Campaigners calling on football clubs to pay their workers a living wage took to the football field themselves today.

With the new soccer season now underway they want the sport's highly paid stars to back their cause.

Chris Kiddey reports.


Councils discuss living wage

Staff at some councils could soon be paid a so called "living wage" as part of a scheme to pay workers enough to provide an "acceptable standard of living".

Sheffield council is meeting later this week to discuss paying its workers the hourly rate of more than £7.

The idea has been backed by Labour Leader and Doncaster North MP Ed Miliband who today said that local authorities in Leeds and York were "starting along the path" to adopting the scheme as well.

New living wage rate announced

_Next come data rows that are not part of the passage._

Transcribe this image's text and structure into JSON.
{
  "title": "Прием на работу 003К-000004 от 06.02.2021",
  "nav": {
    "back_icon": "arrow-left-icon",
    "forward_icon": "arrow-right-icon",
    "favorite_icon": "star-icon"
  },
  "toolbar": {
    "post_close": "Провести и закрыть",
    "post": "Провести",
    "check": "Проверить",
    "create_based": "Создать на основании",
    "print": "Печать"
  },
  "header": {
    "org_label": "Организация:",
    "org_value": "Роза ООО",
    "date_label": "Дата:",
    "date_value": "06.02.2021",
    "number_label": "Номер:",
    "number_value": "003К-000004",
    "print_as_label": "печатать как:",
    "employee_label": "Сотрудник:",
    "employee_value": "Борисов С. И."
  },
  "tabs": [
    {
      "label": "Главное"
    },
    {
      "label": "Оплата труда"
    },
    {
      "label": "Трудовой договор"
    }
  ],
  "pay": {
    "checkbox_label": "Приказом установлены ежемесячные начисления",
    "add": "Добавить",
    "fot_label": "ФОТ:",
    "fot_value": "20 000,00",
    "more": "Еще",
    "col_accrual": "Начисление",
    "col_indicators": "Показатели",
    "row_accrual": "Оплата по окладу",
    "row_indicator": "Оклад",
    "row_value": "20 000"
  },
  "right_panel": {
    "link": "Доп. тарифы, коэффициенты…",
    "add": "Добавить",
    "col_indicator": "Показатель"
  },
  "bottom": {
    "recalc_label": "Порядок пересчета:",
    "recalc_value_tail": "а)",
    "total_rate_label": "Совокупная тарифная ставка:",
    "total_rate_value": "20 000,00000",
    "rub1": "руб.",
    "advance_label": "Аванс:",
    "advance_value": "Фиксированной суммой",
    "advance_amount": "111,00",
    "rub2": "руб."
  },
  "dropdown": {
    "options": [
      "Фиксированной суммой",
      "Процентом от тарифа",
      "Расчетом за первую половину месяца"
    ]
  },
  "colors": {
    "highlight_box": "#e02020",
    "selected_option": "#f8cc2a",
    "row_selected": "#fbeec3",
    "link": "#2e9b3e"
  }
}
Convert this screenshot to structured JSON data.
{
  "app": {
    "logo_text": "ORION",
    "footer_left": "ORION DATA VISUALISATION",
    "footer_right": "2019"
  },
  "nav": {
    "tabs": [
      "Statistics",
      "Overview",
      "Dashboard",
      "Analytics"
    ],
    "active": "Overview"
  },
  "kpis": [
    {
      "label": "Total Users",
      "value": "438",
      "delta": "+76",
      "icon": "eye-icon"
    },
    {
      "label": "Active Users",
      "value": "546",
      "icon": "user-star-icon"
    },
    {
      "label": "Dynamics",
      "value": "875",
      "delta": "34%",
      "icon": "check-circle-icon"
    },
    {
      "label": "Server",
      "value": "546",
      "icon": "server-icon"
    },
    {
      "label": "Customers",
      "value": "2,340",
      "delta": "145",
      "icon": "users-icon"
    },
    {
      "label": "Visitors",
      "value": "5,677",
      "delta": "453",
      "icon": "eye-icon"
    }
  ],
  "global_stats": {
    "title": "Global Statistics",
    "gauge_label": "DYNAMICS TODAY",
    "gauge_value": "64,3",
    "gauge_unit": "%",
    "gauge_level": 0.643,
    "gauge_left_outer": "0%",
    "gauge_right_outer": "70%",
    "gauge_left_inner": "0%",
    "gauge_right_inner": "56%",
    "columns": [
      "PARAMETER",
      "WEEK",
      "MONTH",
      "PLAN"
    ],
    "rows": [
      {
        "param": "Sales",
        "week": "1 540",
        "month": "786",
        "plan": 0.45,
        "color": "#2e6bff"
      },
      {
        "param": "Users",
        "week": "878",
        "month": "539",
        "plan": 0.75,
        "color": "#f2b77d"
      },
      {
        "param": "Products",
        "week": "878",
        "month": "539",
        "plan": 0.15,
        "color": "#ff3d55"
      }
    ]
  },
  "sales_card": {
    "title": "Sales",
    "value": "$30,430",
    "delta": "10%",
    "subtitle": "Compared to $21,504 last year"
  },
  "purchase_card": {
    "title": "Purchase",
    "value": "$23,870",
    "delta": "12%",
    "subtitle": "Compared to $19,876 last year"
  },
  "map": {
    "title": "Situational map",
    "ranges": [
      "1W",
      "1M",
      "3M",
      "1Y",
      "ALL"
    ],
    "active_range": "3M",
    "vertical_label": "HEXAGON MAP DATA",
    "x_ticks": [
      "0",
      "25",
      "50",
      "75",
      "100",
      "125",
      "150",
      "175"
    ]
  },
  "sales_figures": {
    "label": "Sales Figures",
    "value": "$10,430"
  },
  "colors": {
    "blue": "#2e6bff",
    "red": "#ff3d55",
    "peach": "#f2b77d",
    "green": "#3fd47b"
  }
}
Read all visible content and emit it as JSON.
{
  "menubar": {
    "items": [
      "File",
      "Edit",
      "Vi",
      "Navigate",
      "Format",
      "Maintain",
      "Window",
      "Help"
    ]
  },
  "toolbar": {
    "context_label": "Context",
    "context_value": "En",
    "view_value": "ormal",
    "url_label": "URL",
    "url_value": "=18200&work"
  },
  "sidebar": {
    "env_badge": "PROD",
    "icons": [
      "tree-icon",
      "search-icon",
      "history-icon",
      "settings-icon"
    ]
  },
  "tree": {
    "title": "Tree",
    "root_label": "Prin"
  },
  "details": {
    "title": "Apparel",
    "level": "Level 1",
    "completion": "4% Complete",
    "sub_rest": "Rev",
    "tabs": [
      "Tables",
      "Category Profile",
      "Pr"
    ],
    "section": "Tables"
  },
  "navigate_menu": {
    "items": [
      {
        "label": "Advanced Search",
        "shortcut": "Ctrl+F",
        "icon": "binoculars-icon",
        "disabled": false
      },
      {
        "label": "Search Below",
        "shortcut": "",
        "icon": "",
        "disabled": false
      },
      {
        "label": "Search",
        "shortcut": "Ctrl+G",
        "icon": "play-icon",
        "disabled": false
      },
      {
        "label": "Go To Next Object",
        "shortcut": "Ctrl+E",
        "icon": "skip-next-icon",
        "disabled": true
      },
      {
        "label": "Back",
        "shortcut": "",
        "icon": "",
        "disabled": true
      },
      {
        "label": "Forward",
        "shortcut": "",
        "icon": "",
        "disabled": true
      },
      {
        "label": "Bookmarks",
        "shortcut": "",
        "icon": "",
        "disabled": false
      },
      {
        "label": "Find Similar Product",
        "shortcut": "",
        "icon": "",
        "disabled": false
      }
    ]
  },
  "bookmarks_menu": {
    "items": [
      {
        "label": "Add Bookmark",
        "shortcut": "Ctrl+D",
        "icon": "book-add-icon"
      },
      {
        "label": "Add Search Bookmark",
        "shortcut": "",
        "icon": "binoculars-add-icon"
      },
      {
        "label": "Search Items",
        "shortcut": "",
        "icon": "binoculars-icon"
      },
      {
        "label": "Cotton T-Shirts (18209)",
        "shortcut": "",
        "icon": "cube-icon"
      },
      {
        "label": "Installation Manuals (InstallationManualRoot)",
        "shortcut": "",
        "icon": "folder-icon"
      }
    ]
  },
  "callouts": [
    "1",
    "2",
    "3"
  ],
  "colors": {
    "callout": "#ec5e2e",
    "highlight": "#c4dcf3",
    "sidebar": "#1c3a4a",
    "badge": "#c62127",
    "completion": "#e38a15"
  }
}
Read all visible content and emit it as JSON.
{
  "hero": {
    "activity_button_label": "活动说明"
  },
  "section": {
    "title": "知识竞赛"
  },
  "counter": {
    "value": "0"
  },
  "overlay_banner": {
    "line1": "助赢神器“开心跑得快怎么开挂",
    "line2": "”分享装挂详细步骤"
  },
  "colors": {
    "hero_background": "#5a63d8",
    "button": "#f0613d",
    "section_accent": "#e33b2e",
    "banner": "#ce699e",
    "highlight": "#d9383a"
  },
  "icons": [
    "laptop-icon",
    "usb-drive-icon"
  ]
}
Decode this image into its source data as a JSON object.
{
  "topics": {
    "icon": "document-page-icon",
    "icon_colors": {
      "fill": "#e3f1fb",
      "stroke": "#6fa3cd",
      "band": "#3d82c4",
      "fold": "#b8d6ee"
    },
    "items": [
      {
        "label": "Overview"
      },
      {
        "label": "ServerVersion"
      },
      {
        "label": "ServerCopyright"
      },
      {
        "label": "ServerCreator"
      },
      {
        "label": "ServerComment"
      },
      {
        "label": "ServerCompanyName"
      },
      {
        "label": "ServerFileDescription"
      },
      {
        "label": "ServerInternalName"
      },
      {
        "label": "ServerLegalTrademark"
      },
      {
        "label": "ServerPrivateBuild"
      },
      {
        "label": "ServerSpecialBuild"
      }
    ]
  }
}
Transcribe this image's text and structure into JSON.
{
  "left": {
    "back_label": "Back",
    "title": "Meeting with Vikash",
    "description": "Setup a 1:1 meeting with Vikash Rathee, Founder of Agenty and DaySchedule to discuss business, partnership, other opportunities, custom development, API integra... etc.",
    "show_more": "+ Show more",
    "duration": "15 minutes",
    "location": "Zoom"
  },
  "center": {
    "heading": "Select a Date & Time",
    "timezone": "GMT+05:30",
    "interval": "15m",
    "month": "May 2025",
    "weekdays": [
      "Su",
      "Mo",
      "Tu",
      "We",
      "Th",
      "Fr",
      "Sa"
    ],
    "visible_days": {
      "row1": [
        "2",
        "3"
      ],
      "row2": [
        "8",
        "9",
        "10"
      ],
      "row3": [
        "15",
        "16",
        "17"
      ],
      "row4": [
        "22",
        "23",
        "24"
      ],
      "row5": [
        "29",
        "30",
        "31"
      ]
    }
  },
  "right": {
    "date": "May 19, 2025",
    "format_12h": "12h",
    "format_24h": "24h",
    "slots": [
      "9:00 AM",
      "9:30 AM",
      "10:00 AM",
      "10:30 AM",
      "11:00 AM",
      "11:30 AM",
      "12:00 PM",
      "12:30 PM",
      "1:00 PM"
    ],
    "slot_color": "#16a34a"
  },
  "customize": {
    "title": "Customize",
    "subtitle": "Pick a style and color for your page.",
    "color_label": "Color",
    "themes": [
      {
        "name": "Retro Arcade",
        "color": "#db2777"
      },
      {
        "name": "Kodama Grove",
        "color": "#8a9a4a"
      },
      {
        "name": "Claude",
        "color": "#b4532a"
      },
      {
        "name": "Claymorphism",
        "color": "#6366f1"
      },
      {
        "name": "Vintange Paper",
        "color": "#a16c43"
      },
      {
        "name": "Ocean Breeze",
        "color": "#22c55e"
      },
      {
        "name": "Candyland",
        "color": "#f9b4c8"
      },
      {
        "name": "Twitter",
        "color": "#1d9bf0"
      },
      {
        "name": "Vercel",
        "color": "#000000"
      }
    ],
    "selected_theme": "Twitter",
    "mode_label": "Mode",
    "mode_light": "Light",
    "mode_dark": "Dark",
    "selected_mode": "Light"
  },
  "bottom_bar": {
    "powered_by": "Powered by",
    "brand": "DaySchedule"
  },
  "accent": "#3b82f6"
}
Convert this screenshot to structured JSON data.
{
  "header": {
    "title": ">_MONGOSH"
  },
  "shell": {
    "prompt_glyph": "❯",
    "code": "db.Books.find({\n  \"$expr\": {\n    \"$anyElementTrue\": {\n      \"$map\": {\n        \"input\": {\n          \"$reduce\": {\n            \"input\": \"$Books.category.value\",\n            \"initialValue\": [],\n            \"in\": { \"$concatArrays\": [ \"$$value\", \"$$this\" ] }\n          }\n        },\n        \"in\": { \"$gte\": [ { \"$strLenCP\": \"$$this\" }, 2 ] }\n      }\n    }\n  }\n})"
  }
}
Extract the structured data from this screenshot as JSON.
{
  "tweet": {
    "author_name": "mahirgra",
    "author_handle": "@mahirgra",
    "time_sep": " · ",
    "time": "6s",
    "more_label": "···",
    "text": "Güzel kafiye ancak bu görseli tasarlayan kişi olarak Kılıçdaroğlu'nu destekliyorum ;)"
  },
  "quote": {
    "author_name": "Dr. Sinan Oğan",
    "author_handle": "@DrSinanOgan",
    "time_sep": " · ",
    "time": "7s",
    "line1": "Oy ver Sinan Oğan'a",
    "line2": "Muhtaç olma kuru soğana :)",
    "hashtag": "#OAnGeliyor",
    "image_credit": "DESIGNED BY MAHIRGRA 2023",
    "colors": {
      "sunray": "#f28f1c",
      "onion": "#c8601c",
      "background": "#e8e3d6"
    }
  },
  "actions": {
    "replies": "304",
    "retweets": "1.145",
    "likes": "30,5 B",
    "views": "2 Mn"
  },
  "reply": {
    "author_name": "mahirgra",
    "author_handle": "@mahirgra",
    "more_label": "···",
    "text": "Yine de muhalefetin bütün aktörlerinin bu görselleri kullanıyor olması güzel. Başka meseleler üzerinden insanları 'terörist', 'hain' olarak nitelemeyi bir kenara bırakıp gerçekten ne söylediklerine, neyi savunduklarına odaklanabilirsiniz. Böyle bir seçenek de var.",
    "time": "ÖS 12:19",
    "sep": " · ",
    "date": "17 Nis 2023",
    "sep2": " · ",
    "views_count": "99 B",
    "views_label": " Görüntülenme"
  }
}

A new living wage rate for the UK has been announced in York this morning by the chief executive of the Joseph Rowntree Foundation.

It is now set at £7.45 per hour – an increase of 25p on the previous rate of £7.20 per hour. The Living Wage is the pay needed to provide an adequate standard of living. It compares to the national minimum wage rate of £6.19 an hour.

New figures released today show that the Living Wage campaign, launched by charity Citizens UK in 2001, has lifted 45,000 people out of working poverty and won over £200m of improved pay for low-income workers.

A living wage is good for business, for the individual and for society. Consequently, it is entirely right that it enjoys cross-party political support as well as support from major employers. I am delighted to confirm that, as an employer, from 2013, we will pay a living wage to all of our colleagues, extending it to around 100 of our lowest paid who are carrying out important work as care assistants, cleaners and catering workers. I would urge more employers to make a commitment to paying a living wage.”

– Julia Unwin, CEO of the Joseph Rowntree Foundation